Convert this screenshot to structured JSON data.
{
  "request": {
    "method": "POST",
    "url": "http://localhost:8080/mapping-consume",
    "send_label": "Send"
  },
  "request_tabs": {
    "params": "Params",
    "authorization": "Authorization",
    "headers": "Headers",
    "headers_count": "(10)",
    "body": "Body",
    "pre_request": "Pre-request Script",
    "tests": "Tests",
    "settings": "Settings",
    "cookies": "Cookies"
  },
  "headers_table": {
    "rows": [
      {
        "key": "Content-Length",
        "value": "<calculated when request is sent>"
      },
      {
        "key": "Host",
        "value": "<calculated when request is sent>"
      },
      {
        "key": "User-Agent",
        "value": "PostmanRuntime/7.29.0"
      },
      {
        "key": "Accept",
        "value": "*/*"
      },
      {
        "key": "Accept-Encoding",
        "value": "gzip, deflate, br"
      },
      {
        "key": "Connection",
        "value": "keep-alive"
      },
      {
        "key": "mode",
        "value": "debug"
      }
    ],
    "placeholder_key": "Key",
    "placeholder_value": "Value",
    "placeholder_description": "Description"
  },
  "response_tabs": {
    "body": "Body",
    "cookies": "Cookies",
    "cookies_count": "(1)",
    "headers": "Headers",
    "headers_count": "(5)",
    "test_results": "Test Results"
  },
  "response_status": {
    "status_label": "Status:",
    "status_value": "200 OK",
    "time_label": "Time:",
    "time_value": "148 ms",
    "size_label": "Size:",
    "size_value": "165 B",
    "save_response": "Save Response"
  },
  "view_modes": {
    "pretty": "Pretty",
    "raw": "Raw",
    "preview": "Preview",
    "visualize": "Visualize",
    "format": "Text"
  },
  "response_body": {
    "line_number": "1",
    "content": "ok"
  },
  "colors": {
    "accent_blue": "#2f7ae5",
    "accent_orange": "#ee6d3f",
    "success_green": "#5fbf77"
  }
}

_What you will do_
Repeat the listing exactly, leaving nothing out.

_Task solution_
Convert this screenshot to structured JSON data.
{
  "request": {
    "method": "POST",
    "url": "http://localhost:8080/mapping-consume",
    "send_label": "Send"
  },
  "request_tabs": {
    "params": "Params",
    "authorization": "Authorization",
    "headers": "Headers",
    "headers_count": "(10)",
    "body": "Body",
    "pre_request": "Pre-request Script",
    "tests": "Tests",
    "settings": "Settings",
    "cookies": "Cookies"
  },
  "headers_table": {
    "rows": [
      {
        "key": "Content-Length",
        "value": "<calculated when request is sent>"
      },
      {
        "key": "Host",
        "value": "<calculated when request is sent>"
      },
      {
        "key": "User-Agent",
        "value": "PostmanRuntime/7.29.0"
      },
      {
        "key": "Accept",
        "value": "*/*"
      },
      {
        "key": "Accept-Encoding",
        "value": "gzip, deflate, br"
      },
      {
        "key": "Connection",
        "value": "keep-alive"
      },
      {
        "key": "mode",
        "value": "debug"
      }
    ],
    "placeholder_key": "Key",
    "placeholder_value": "Value",
    "placeholder_description": "Description"
  },
  "response_tabs": {
    "body": "Body",
    "cookies": "Cookies",
    "cookies_count": "(1)",
    "headers": "Headers",
    "headers_count": "(5)",
    "test_results": "Test Results"
  },
  "response_status": {
    "status_label": "Status:",
    "status_value": "200 OK",
    "time_label": "Time:",
    "time_value": "148 ms",
    "size_label": "Size:",
    "size_value": "165 B",
    "save_response": "Save Response"
  },
  "view_modes": {
    "pretty": "Pretty",
    "raw": "Raw",
    "preview": "Preview",
    "visualize": "Visualize",
    "format": "Text"
  },
  "response_body": {
    "line_number": "1",
    "content": "ok"
  },
  "colors": {
    "accent_blue": "#2f7ae5",
    "accent_orange": "#ee6d3f",
    "success_green": "#5fbf77"
  }
}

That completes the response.